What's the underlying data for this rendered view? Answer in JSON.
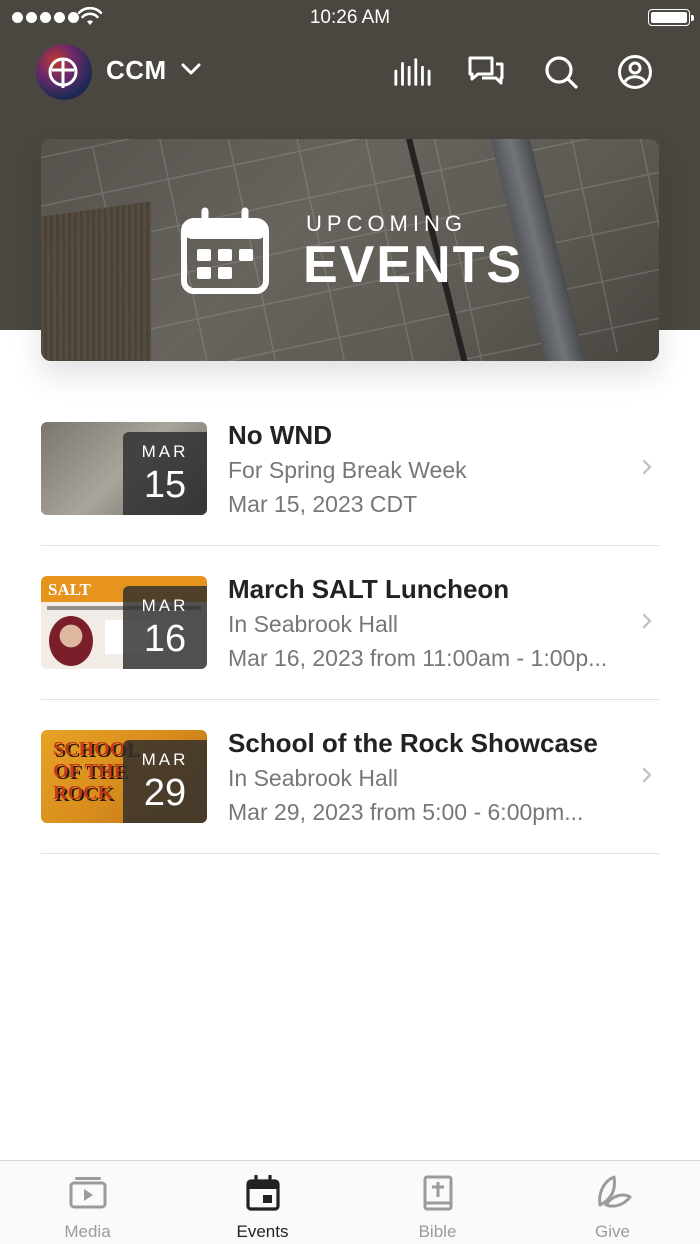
{
  "status_bar": {
    "time": "10:26 AM"
  },
  "header": {
    "org_name": "CCM"
  },
  "hero": {
    "line1": "UPCOMING",
    "line2": "EVENTS"
  },
  "events": [
    {
      "title": "No WND",
      "subtitle": "For Spring Break Week",
      "date": "Mar 15, 2023 CDT",
      "month": "MAR",
      "day": "15"
    },
    {
      "title": "March SALT Luncheon",
      "subtitle": "In Seabrook Hall",
      "date": "Mar 16, 2023 from 11:00am - 1:00p...",
      "month": "MAR",
      "day": "16",
      "thumb_text": "SALT"
    },
    {
      "title": "School of the Rock Showcase",
      "subtitle": "In Seabrook Hall",
      "date": "Mar 29, 2023 from 5:00 - 6:00pm...",
      "month": "MAR",
      "day": "29",
      "thumb_text": "SCHOOL OF THE ROCK"
    }
  ],
  "tabs": [
    {
      "label": "Media",
      "icon": "media-icon",
      "active": false
    },
    {
      "label": "Events",
      "icon": "calendar-icon",
      "active": true
    },
    {
      "label": "Bible",
      "icon": "bible-icon",
      "active": false
    },
    {
      "label": "Give",
      "icon": "give-leaf-icon",
      "active": false
    }
  ],
  "colors": {
    "header_bg": "#4a4740",
    "active_tab": "#222222",
    "inactive_tab": "#9b9b9b"
  }
}
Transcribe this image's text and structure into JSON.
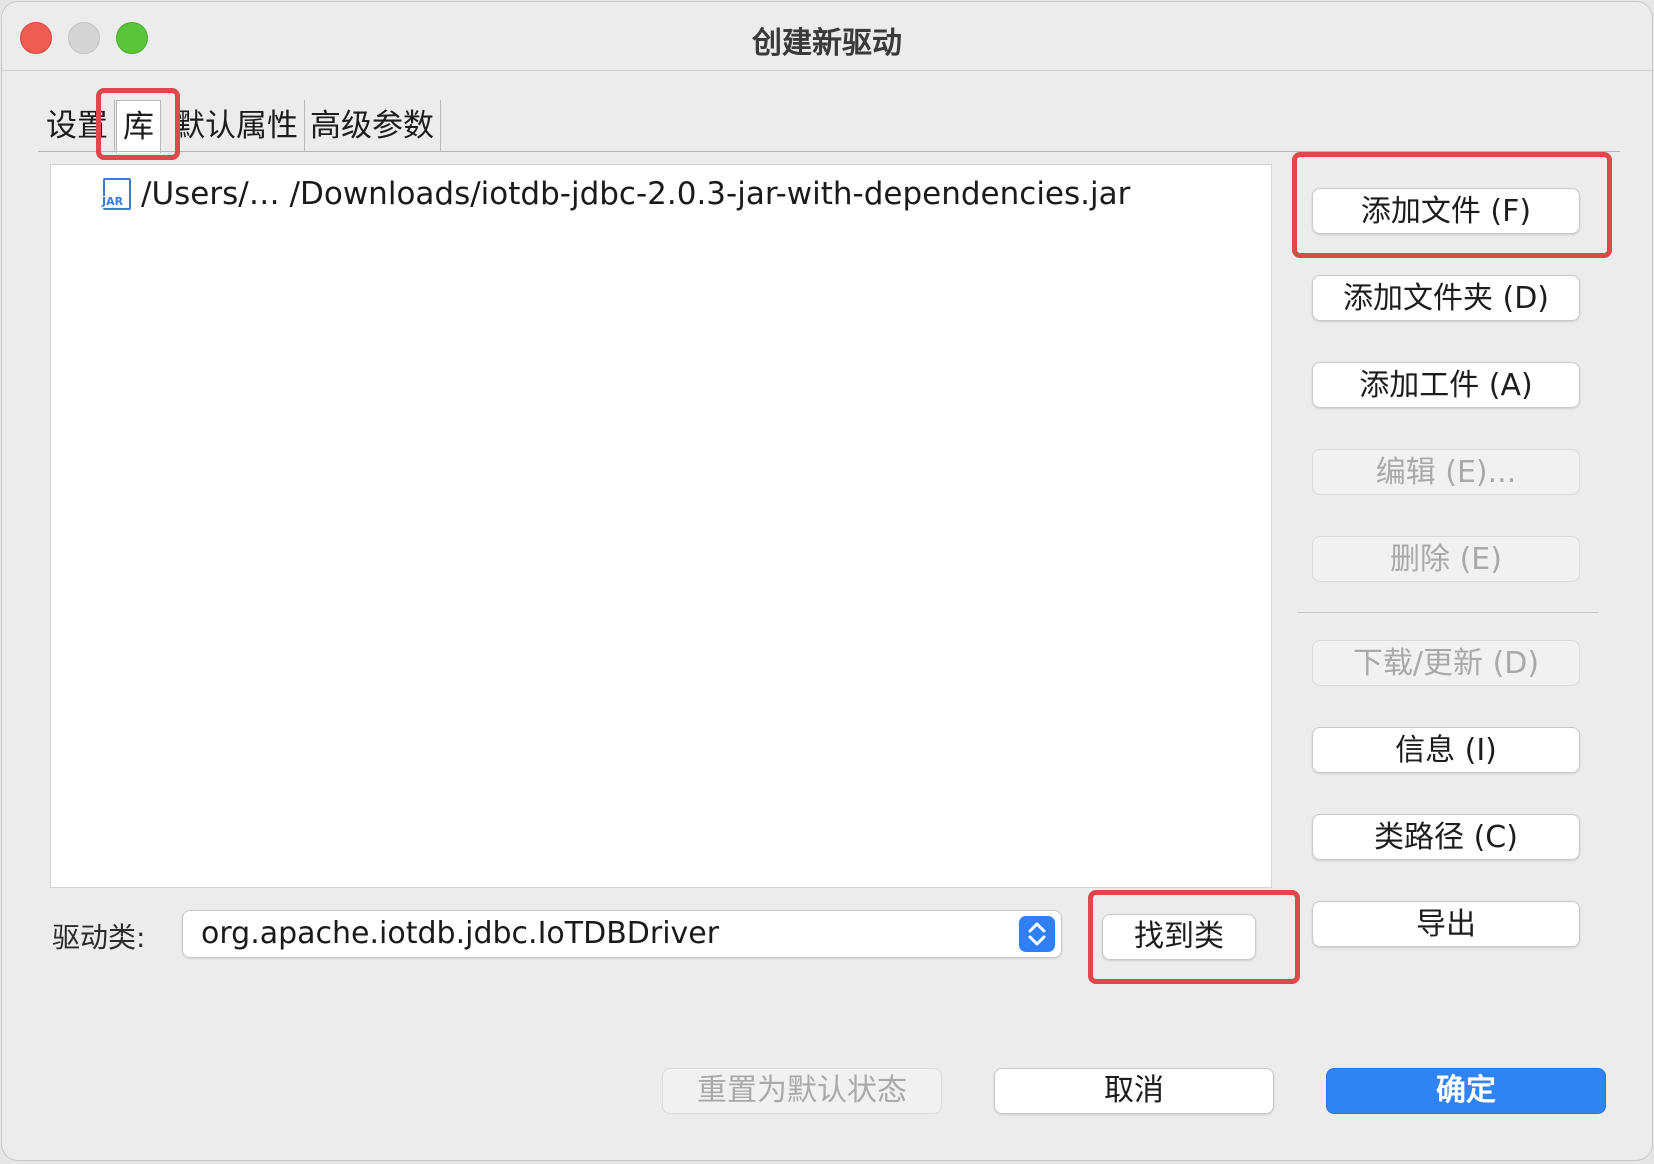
{
  "window": {
    "title": "创建新驱动"
  },
  "tabs": [
    {
      "label": "设置"
    },
    {
      "label": "库"
    },
    {
      "label": "默认属性"
    },
    {
      "label": "高级参数"
    }
  ],
  "active_tab": "库",
  "files": [
    {
      "icon": "jar-file-icon",
      "icon_text": "JAR",
      "path": "/Users/… /Downloads/iotdb-jdbc-2.0.3-jar-with-dependencies.jar"
    }
  ],
  "side_buttons": {
    "add_file": "添加文件 (F)",
    "add_folder": "添加文件夹 (D)",
    "add_artifact": "添加工件 (A)",
    "edit": "编辑 (E)...",
    "delete": "删除 (E)",
    "download_update": "下载/更新 (D)",
    "info": "信息 (I)",
    "classpath": "类路径 (C)",
    "export": "导出"
  },
  "driver": {
    "label": "驱动类:",
    "value": "org.apache.iotdb.jdbc.IoTDBDriver",
    "find_button": "找到类"
  },
  "footer": {
    "reset": "重置为默认状态",
    "cancel": "取消",
    "ok": "确定"
  },
  "colors": {
    "highlight": "#e0474a",
    "primary": "#2f84f2"
  }
}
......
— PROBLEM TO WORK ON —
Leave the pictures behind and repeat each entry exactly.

— PROBLEM SOLUTION —
What's the underlying data for this rendered view? Answer in JSON.
{
  "status_bar": {
    "time": "10:26 AM"
  },
  "header": {
    "org_name": "CCM"
  },
  "hero": {
    "line1": "UPCOMING",
    "line2": "EVENTS"
  },
  "events": [
    {
      "title": "No WND",
      "subtitle": "For Spring Break Week",
      "date": "Mar 15, 2023 CDT",
      "month": "MAR",
      "day": "15"
    },
    {
      "title": "March SALT Luncheon",
      "subtitle": "In Seabrook Hall",
      "date": "Mar 16, 2023 from 11:00am - 1:00p...",
      "month": "MAR",
      "day": "16",
      "thumb_text": "SALT"
    },
    {
      "title": "School of the Rock Showcase",
      "subtitle": "In Seabrook Hall",
      "date": "Mar 29, 2023 from 5:00 - 6:00pm...",
      "month": "MAR",
      "day": "29",
      "thumb_text": "SCHOOL OF THE ROCK"
    }
  ],
  "tabs": [
    {
      "label": "Media",
      "icon": "media-icon",
      "active": false
    },
    {
      "label": "Events",
      "icon": "calendar-icon",
      "active": true
    },
    {
      "label": "Bible",
      "icon": "bible-icon",
      "active": false
    },
    {
      "label": "Give",
      "icon": "give-leaf-icon",
      "active": false
    }
  ],
  "colors": {
    "header_bg": "#4a4740",
    "active_tab": "#222222",
    "inactive_tab": "#9b9b9b"
  }
}
Transcribe this image's text and structure into JSON.
{
  "window": {
    "title": "创建新驱动"
  },
  "tabs": [
    {
      "label": "设置"
    },
    {
      "label": "库"
    },
    {
      "label": "默认属性"
    },
    {
      "label": "高级参数"
    }
  ],
  "active_tab": "库",
  "files": [
    {
      "icon": "jar-file-icon",
      "icon_text": "JAR",
      "path": "/Users/… /Downloads/iotdb-jdbc-2.0.3-jar-with-dependencies.jar"
    }
  ],
  "side_buttons": {
    "add_file": "添加文件 (F)",
    "add_folder": "添加文件夹 (D)",
    "add_artifact": "添加工件 (A)",
    "edit": "编辑 (E)...",
    "delete": "删除 (E)",
    "download_update": "下载/更新 (D)",
    "info": "信息 (I)",
    "classpath": "类路径 (C)",
    "export": "导出"
  },
  "driver": {
    "label": "驱动类:",
    "value": "org.apache.iotdb.jdbc.IoTDBDriver",
    "find_button": "找到类"
  },
  "footer": {
    "reset": "重置为默认状态",
    "cancel": "取消",
    "ok": "确定"
  },
  "colors": {
    "highlight": "#e0474a",
    "primary": "#2f84f2"
  }
}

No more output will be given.